The Bucherer Black Bay Bronze Bucherer BLUE is identical to its dour donor, complete with Tudor’s COSC Caliber MT5601 in-house automatic movement (developed with Breitling), anodized aluminum unidirectional bezel, a patina-in-the-making case, 200m water resistance, a five-year no-maintenance-required warranty and a dial that’s so easy to read it’s practically telepathic.
According to its originator, the Tudor Black Bay Bronze Bucherer BLUE is “a symbol of luxury in its most relaxed state.” I reckon that honor belongs to a mega yacht, but I’m calling it: new watch alert winner number two.
DOXA SUB 300 Carbon – $4k
Watch enthusiasts greeted the return of the 1967 DOXA SUB 300 with open hearts and open wallets. The Truth About Watches was a little more circumspect, concluding that the $2490 DOXA SUB 300 Searambler is “Not a practical dive watch and plenty pricey, but if you like the design, you’ll love the watch.”
The even more financially challenging Carbon model fixes the practicality issue with 300m of water resistance (up from 100m). The new improved version is a COSC Certified Chronometer, promising -4 to +6 seconds per day accuracy. As for the pressure-resistant titanium (not carbon fiber) case . . .
At 42.5mm, the cushion-shaped container makes the dial look less dinky than it does nestling in the steel cased SUB 300 Searambler. The real hero: the Carbon’s FKM faux rubber strap. “It is the softest, most pliable and comfortable rubber strap I’ve ever owned,” commentator Rice and Gravy asserts at watchuseek.com.
More than that, the Crayola strap is like the Dude’s rug in The Big Lebowski: it ties the horological room together. Though sure to offend traditionalists, the optimistically priced DOXA SUB 300 Carbon is a better watch and, IMHO, better looking than any of its predecessors. And you thought I was a hater.
Yea, the starry night watch is pretty cool. Like I said elsewhere, if you can’t make art, make a lot of money copying art.
Did all the “impression(ist/ism)” puns already get stale elsewhere or are we just avoiding the low hanging fruit? As someone that actually wants watches to be legible, I applaud Swatch for using adequately contrasting hands and indices.
Where is Black Bay, and why isn’t this called the Blue Bay?
I considered the pun possibilities but wanted to leave a good impression.
“And you thought I was a hater.”
Let me step in for you. ~$4,000 is $3,000 too much for a dive watch. There is a proper role for a dive watch as a rugged beater watch, but both of these are a bit too cartoonish and expensive for their purpose and brands.
The $990 on a bracelet Doxa Sub 200 is an attractive choice, but right now I would be quick to recommend the $595 Squale MTK-01.
“The $990 on a bracelet Doxa Sub 200 is an attractive choice, but right now I would be quick to recommend the $595 Squale MTK-01.”
I like Squale watches.
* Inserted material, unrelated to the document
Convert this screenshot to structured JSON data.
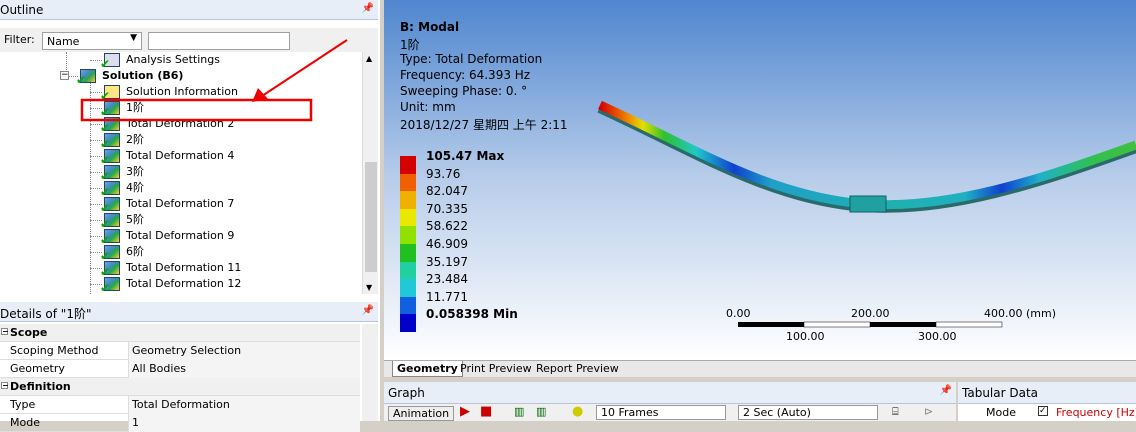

But 38mm is a bit small on my wrist for any watch – and particularly small for a dive watch with bezel. But an excellent suggestion for many, I am quite sure.
I humbly submit the Glycine Combat Automatic diver. 42mm case, Sellita SW200 movement and water resistant to 200 meters. Available in a variety of colors and styles for under $500 – even under $400 from the right grey-market retailer.
If you’re okay with quartz power, Raymond Weil has the very well built Tango with ETA calibre and 300-meter rating. This watch works in a variety of social situations – stopping just short of black tie affairs. Under $500 and sometimes just under $400.
That Black Bay is a sweet alternative to the Explorer and a kick ass watch on its own. Bronze seems played, but this one looks great.
The Black Bay 41 with a blue dial enjoys pride of place at Casa Farago. Reviewed on the site.